-- Opening Marker --

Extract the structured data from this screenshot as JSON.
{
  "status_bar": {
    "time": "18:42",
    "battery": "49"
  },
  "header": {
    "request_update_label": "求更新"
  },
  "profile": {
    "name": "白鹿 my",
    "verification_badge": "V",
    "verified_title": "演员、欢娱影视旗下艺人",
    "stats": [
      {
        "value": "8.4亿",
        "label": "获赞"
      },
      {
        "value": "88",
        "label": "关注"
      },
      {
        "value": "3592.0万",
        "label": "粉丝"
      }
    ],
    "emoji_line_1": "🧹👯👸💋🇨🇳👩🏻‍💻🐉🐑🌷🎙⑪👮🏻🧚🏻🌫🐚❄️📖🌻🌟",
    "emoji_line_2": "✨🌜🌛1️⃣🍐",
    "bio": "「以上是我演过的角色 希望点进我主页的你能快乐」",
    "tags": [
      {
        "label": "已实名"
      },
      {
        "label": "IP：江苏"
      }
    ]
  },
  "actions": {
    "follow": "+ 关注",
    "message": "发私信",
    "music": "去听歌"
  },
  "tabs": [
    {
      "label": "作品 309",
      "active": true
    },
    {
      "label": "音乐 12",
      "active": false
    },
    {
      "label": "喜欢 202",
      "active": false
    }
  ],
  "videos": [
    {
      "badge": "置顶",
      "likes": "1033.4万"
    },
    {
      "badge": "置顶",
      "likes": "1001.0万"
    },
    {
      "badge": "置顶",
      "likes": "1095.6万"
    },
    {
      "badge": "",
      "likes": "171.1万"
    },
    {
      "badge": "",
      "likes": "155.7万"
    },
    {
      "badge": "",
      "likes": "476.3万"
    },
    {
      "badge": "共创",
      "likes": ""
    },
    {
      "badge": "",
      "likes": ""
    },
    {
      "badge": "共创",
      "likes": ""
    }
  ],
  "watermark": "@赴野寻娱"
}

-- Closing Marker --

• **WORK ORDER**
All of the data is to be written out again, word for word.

• **RESPONSE TO THE EXERCISE**
Extract the structured data from this screenshot as JSON.
{
  "status_bar": {
    "time": "18:42",
    "battery": "49"
  },
  "header": {
    "request_update_label": "求更新"
  },
  "profile": {
    "name": "白鹿 my",
    "verification_badge": "V",
    "verified_title": "演员、欢娱影视旗下艺人",
    "stats": [
      {
        "value": "8.4亿",
        "label": "获赞"
      },
      {
        "value": "88",
        "label": "关注"
      },
      {
        "value": "3592.0万",
        "label": "粉丝"
      }
    ],
    "emoji_line_1": "🧹👯👸💋🇨🇳👩🏻‍💻🐉🐑🌷🎙⑪👮🏻🧚🏻🌫🐚❄️📖🌻🌟",
    "emoji_line_2": "✨🌜🌛1️⃣🍐",
    "bio": "「以上是我演过的角色 希望点进我主页的你能快乐」",
    "tags": [
      {
        "label": "已实名"
      },
      {
        "label": "IP：江苏"
      }
    ]
  },
  "actions": {
    "follow": "+ 关注",
    "message": "发私信",
    "music": "去听歌"
  },
  "tabs": [
    {
      "label": "作品 309",
      "active": true
    },
    {
      "label": "音乐 12",
      "active": false
    },
    {
      "label": "喜欢 202",
      "active": false
    }
  ],
  "videos": [
    {
      "badge": "置顶",
      "likes": "1033.4万"
    },
    {
      "badge": "置顶",
      "likes": "1001.0万"
    },
    {
      "badge": "置顶",
      "likes": "1095.6万"
    },
    {
      "badge": "",
      "likes": "171.1万"
    },
    {
      "badge": "",
      "likes": "155.7万"
    },
    {
      "badge": "",
      "likes": "476.3万"
    },
    {
      "badge": "共创",
      "likes": ""
    },
    {
      "badge": "",
      "likes": ""
    },
    {
      "badge": "共创",
      "likes": ""
    }
  ],
  "watermark": "@赴野寻娱"
}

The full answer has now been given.